Maclean Jan 08 - Weather Derivatives - UBS Global Warming Index - Murisic
How to proﬁt from global warming
The UBS Greenhouse Index will rise as earth warms
COLIN CAMPBELL | January 17, 2008 |
For those people who have been busy planting trees and buying carbon
offsets to help save the world from greenhouse gases, you might consider
hedging your bets on the future of global warming. One recent international
study found that carbon dioxide emissions went up by 35 per cent between
1990 and 2006. And looking ahead, the evidence suggests that emissions
will keep rising forthe foreseeable future. As the saying goes, hope for the
best, but prepare for the worst.
That's where the UBS Greenhouse Index mightoome in handy. Last week,
the investment bank UBS said it will launch the ‘i-rst index that will allow
investors to bet on greenhouse gas emissions and their effect on the
weather. The index will track existing markets where emissions futures
contracts and weather derivatives are traded. The aim is to make it easier for
not only institutional investors, but for individuals to gain some exposure to
these growing markets, and to gain some measure of protection against the
economic costs of a warming planet. As emissions rise, so too will the value
of the index.
The index will be made up largely of futures contracts on the Chicago
Mercantile Exchange, where weather contracts are traded, and the
European Climate Exchange, where carbon dioxide emissions are traded.
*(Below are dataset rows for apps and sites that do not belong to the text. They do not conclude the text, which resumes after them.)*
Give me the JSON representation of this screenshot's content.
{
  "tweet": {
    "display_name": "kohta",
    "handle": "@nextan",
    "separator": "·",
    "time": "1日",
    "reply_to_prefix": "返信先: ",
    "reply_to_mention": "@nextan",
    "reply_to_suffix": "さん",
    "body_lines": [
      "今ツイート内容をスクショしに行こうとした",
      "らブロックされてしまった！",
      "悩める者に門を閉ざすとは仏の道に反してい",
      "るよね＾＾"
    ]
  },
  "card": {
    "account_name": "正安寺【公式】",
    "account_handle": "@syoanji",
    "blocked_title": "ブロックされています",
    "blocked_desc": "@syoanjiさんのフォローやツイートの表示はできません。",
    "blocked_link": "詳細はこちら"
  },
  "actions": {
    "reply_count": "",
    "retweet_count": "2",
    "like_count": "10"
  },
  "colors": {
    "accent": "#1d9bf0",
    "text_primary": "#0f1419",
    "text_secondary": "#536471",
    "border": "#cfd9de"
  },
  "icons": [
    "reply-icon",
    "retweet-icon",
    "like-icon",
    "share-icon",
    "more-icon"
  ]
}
It
builds on the UBS Global Warming Index launched last year, which has
already drawn about $100 million from investors. ‘I! clients feel like they want
to get into this, they can at least track what's going on in the market, ‘ says
Graeme Harris, a spokesman with UBS. It will also help smaller investors
follow these markets without having to deal with all the complexities and
regulations that go with them, he adds.
The earth could well keep warming as emissions go up, but ifyou play the
market just right. at least you'll have a little money left over to buy that
summer vacation home on Ball‘-n Island.